(19.) See John T. Pawlikowski, Judentum und Christentum, 398ff. This is the position of the two-covenant theology, which goes from the rather simplistic oppositions of James Parkes (the experience of Sinai destined to the community and that of Golgotha destined to the relationship between the individual and God) to a wide variety of intermediate positions, among which one ought to highlight that of Clemens Thoma, A Christian Theology of Judaism, who evidences the choices made by Jesus Himself among the various forms of Israel's messianic expectations (which were far from homogeneous) and sees the novelty of Christianity in the fact that the Prophet from Galilee announces the advent of the kingdom of God and connects it to His person and His work. See also the views of Franz Mussner, Tractate on the Jews: The Significance of Judaism for Christian Faith and Die Kraft der Wurzel. Judentum—Jesus-Kirche, who sees the novelty in the deepest relationship of unity between Jesus and God and thus in the Incarnation, which is read as a radicalization of the promise, rather than as its realized fulfillment. To support his claim, Mussner reminds us of the anticipation of the “Christology of the Son” present in Old Testament Wisdom literature.
(20.) Thoma, A Christian Theology of Judaism, 173–74 (excerpted).
(22.) See Carmine Di Sante, L'Antica e la Nuova Alleanza. Il rapporto tra i due Testamenti, in Sergio Quinzio and Carmine Di Sante, eds.,Israele e le genti (Rome: AVE, 1991), 53–71.
(23.) Thus Jules Isaac, in Jésus et Israël (Paris: Albin Michel, 1948), 123, synthesizes this position. It is the persistent influence of a Marcionite mentality that might make the use of the term “New Covenant” equivocal: see Norbert Lohfink, The Covenant Never Revoked, 13–19ff.

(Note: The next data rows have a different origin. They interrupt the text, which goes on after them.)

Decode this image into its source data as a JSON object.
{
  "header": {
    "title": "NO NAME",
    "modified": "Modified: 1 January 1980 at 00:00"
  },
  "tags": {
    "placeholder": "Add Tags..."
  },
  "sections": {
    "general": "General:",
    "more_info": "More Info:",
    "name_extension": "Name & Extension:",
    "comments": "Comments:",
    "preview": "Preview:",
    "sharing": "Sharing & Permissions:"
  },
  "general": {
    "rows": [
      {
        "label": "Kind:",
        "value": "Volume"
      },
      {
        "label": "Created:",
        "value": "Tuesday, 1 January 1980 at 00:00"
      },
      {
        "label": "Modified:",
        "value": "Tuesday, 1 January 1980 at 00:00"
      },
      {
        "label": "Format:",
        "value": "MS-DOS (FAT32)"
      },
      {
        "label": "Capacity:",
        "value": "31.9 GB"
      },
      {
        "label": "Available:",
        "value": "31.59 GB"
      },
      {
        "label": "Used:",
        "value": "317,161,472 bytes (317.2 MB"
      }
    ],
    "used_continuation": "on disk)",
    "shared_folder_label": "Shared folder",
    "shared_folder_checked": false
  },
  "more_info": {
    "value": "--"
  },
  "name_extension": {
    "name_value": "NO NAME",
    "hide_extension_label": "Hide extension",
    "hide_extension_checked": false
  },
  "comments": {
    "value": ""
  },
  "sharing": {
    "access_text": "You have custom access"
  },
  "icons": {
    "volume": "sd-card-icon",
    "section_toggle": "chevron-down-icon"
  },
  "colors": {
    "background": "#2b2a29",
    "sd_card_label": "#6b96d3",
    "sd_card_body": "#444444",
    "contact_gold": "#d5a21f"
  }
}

(24.) See Adolf von Harnack, Marcion: The Gospel of the Alien God, trans. John E. Steely and Lyle D. Bierma (Durham, N.C.: Labyrinth Press, 1990). Note also the information given by Ireneus of Lyon in Adversus Haereses I, 27, 1–3, classifying Marcion among the Gnostics.

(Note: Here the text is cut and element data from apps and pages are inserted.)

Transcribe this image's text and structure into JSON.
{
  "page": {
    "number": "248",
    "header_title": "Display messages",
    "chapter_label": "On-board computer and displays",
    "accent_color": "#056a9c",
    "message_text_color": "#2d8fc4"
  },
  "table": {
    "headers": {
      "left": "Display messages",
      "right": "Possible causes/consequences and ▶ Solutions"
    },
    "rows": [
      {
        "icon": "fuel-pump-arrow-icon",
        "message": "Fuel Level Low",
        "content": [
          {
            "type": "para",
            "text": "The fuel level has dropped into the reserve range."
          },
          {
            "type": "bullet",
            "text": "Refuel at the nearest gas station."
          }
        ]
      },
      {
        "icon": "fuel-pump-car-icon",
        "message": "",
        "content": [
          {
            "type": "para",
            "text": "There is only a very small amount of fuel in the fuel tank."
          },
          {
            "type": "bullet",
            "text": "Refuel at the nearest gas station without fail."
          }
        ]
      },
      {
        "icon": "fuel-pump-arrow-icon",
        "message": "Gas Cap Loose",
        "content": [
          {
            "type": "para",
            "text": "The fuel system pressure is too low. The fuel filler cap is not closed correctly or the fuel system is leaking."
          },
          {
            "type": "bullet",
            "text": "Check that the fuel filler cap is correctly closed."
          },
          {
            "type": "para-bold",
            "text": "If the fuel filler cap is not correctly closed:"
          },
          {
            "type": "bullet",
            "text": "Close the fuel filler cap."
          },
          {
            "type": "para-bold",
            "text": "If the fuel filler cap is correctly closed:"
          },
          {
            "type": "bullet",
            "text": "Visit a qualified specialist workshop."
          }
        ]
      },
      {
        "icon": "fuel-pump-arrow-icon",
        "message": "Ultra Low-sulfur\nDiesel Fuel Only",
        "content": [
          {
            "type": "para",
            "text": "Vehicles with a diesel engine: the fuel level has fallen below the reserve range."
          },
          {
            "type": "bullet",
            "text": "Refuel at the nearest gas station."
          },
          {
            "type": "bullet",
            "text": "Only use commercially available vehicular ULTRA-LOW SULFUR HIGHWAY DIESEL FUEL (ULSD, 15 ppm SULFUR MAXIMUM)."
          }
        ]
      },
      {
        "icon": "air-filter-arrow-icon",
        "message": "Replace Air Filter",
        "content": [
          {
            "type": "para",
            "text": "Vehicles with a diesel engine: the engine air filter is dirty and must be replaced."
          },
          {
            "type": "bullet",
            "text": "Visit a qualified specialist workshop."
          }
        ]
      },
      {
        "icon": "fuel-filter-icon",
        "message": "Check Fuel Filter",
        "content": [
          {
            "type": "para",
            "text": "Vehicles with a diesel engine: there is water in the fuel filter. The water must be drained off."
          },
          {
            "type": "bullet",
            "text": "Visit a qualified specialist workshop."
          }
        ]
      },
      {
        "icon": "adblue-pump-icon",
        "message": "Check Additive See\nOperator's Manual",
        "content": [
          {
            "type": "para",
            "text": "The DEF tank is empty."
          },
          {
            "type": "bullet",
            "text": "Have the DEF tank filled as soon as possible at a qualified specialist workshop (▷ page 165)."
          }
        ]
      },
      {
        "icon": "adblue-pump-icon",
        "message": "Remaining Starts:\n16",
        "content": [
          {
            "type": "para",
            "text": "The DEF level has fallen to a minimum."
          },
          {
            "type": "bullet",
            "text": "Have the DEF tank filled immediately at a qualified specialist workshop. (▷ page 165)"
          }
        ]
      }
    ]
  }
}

(25.) See Manlio Simonetti, Lettera e allegoria. Un contributo alla storia dell'esegesi patristica (Roma: 1st. Patristico Augustinianum, 1985).
(26.) See Oscar Cullmann, Christ and Time: The Primitive Christian Conception of Time and History, trans. Floyd V. Filson (Philadelphia: Westminster Press, 1950), 133.

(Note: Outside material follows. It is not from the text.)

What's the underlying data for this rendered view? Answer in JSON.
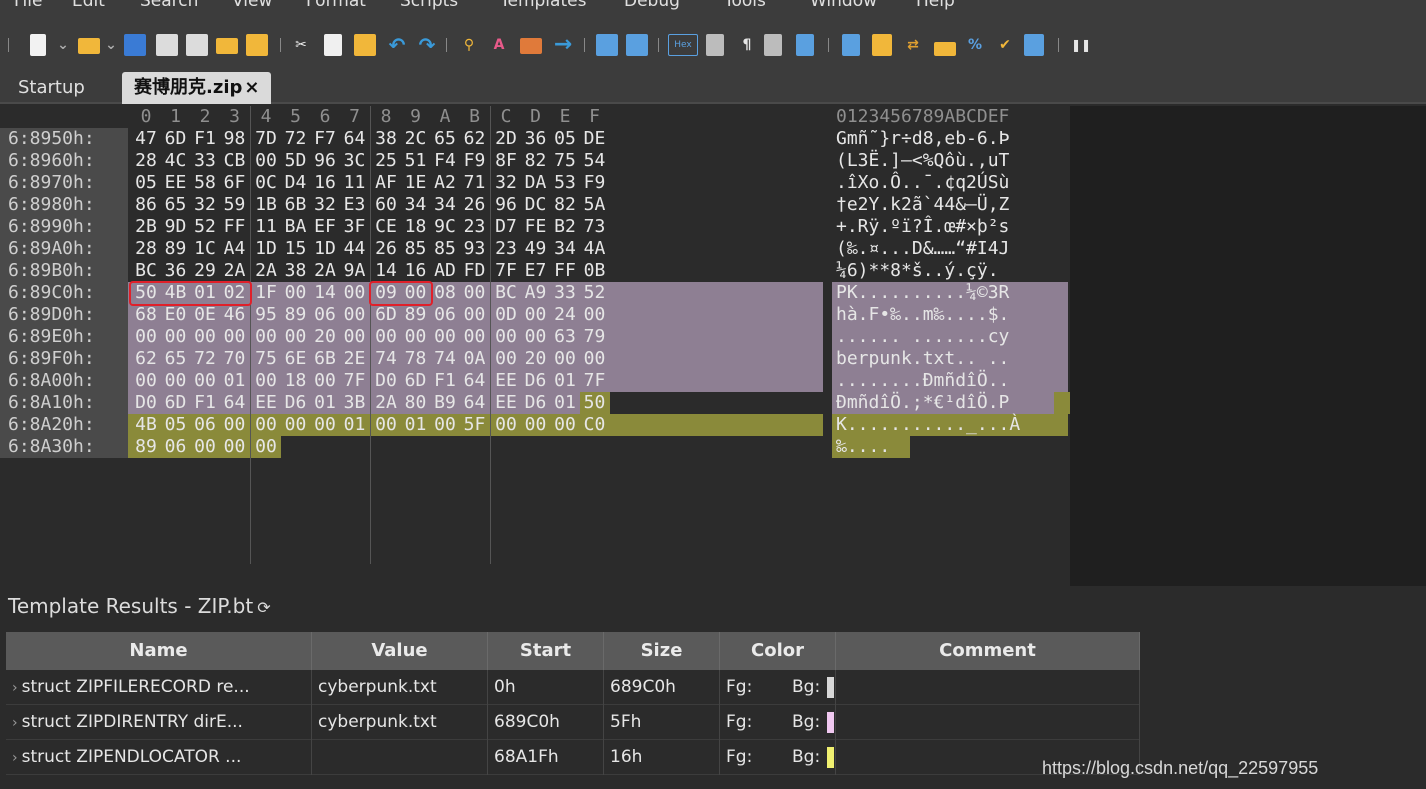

(27.) See St. Augustine, Quaestiones in Heptateuchum 1.2, q. 73: PL 34, 623: Novum Testamentum in Vetere latebat; Vetus nunc in Novo patet.
(p.247) (28.) Nostra Aetate, 4. For a collection of the most important documents in Christian-Jewish relations, see the two volumes edited by Helga Croner: Stepping Stones to Further Jewish-Christian Relations (New York: Stimulus Books, 1977) and More Stepping Stones to Jewish-Christian Relations (New York: Paulist Press/Stimulus Books, 1985) and the websites www.bc.edu/cjlearning, www.sidic.org, and www.jcrelations.net.